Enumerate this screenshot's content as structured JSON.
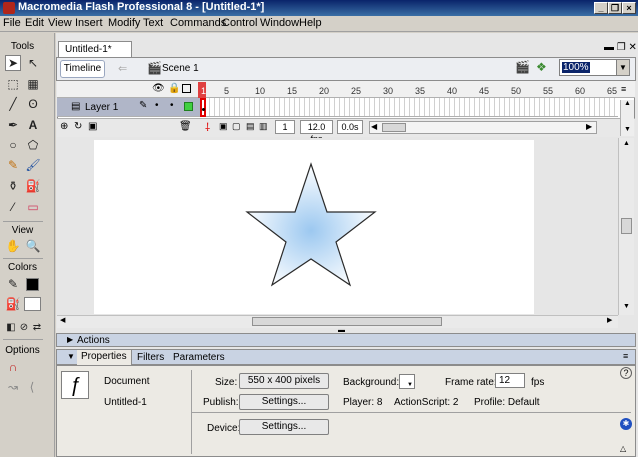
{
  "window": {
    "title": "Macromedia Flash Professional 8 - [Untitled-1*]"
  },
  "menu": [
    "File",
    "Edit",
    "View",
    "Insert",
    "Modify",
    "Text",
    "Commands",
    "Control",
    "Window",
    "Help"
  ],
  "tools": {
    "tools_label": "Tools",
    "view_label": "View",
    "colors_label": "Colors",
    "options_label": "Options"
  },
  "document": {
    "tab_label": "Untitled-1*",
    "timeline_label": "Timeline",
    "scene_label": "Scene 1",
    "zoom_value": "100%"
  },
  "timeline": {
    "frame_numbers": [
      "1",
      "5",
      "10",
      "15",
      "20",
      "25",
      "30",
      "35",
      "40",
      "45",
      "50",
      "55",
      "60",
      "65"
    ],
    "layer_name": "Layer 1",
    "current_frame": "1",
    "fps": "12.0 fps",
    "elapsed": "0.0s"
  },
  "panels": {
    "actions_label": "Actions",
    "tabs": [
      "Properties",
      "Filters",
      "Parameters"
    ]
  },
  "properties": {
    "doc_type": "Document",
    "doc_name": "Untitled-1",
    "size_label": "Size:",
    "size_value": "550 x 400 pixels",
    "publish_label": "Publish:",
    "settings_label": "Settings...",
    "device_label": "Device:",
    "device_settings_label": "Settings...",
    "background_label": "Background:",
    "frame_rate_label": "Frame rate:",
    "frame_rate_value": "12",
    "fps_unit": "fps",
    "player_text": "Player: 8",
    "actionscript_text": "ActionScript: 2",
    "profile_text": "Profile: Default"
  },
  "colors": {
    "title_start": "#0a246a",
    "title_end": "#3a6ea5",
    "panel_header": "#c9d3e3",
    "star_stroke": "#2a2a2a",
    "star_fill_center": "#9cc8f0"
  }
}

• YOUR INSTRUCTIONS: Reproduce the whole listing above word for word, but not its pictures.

• PROBLEM SOLUTION:
Enumerate this screenshot's content as structured JSON.
{
  "window": {
    "title": "Macromedia Flash Professional 8 - [Untitled-1*]"
  },
  "menu": [
    "File",
    "Edit",
    "View",
    "Insert",
    "Modify",
    "Text",
    "Commands",
    "Control",
    "Window",
    "Help"
  ],
  "tools": {
    "tools_label": "Tools",
    "view_label": "View",
    "colors_label": "Colors",
    "options_label": "Options"
  },
  "document": {
    "tab_label": "Untitled-1*",
    "timeline_label": "Timeline",
    "scene_label": "Scene 1",
    "zoom_value": "100%"
  },
  "timeline": {
    "frame_numbers": [
      "1",
      "5",
      "10",
      "15",
      "20",
      "25",
      "30",
      "35",
      "40",
      "45",
      "50",
      "55",
      "60",
      "65"
    ],
    "layer_name": "Layer 1",
    "current_frame": "1",
    "fps": "12.0 fps",
    "elapsed": "0.0s"
  },
  "panels": {
    "actions_label": "Actions",
    "tabs": [
      "Properties",
      "Filters",
      "Parameters"
    ]
  },
  "properties": {
    "doc_type": "Document",
    "doc_name": "Untitled-1",
    "size_label": "Size:",
    "size_value": "550 x 400 pixels",
    "publish_label": "Publish:",
    "settings_label": "Settings...",
    "device_label": "Device:",
    "device_settings_label": "Settings...",
    "background_label": "Background:",
    "frame_rate_label": "Frame rate:",
    "frame_rate_value": "12",
    "fps_unit": "fps",
    "player_text": "Player: 8",
    "actionscript_text": "ActionScript: 2",
    "profile_text": "Profile: Default"
  },
  "colors": {
    "title_start": "#0a246a",
    "title_end": "#3a6ea5",
    "panel_header": "#c9d3e3",
    "star_stroke": "#2a2a2a",
    "star_fill_center": "#9cc8f0"
  }
}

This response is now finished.